By Taylor DiSabatino, Contributing Writer

The equine program continues to be a popular major at Asbury; however, many students aren’t aware of the significance of the program that sits just a few miles down the road.

The equine program started 30 years ago and grew from four students with an equine major to 124 in just nine years.

It all started with Harold Rainwater, the mayor of Wilmore and head of the equine department. He held a class at his house over 30 years ago for a few students to learn about horses, but he was still looking for a facility to start his dream of building a God-filled place for students to learn about horses.

The equine property that Asbury currently owns was purchased 20 years ago. Rainwater realized that that property was where his dream would start to take shape. “Not just start a horse program, but have the horses to impact the students,” Rainwater said of the process creating the program. “This idea was not about horses, but about the students.”

This dream began with three horses and thin barbed wire around a field. “We didn’t know we didn’t have what we needed. We had fun, and we were building a dream,” said Rainwater. This spirit of contentment and optimism led the equine program to be the immense success it is today.

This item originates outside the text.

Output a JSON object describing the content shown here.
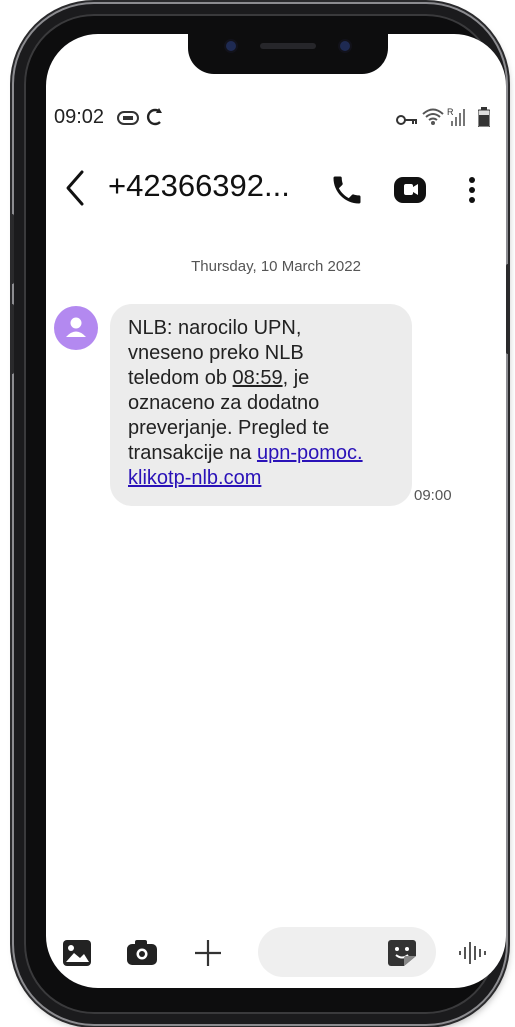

“In the winter of 1998, we started the first horseback riding class, and in 2002 we added a minor in equine,” said Rainwater. “When it first started, only two students enrolled in the minor, and one student dropped out. The next fall, there were 11 students, and over the next three years the program grew to 37 minors in 2006.” With such a large number of minors, a major was put into the works.

At first only four students declared to be an equine major in 2007. This grew about five to 10 students every year. One of the biggest reasons the program grew was due to the creation of the indoor ring. Having an indoor ring is vital if you want any sort of equine program anywhere, especially in Kentucky.

In 2010, Asbury had 50 majors and minors in the equine program. With the growth of the program, Marty Bilderback was hired as another faculty member to assist Rainwater.

Now, in 2015, we have 124 majors learning and spending their time out at the barn learning about horses and the God who created them.

Senior Brittany Vogel says that the program is growing by 20 percent each year. She also says that, at the moment, the equine program is overwhelmed and overcome with joy with the new faces around the barn. In order to manage the barn and horses, they hired David McIlrath and Jesse Westfall to help train horses and riders.

This dream began with three horses and thin barbed wire around a field.

Another addition is Dr. Gary Wilson, who “has a ton of experience and is so incredibly willing to share it,” said Vogel.

The program has many clubs and activities to suit every student’s needs. “I joined the Western Club at Asbury because the girls who were leading it are dedicated to God,” said junior Jessica Bennett. “We start each clinic praying to God and honor him in our training.”

“Asbury’s training programs are the whole reason I came to Asbury,” said junior Emily Anderson. “Seeing an equine program so Christ-centered sealed to deal for me to come.”

There are plans to build a boarder barn and pasture, so the boarders can have a special place to care for and house their horses.

Despite the rapid growth of the equine program, with new clubs and classes being created, God is always kept at the center. Rainwater coined its slogan: “God, People, Horses, in that order. All in one place.”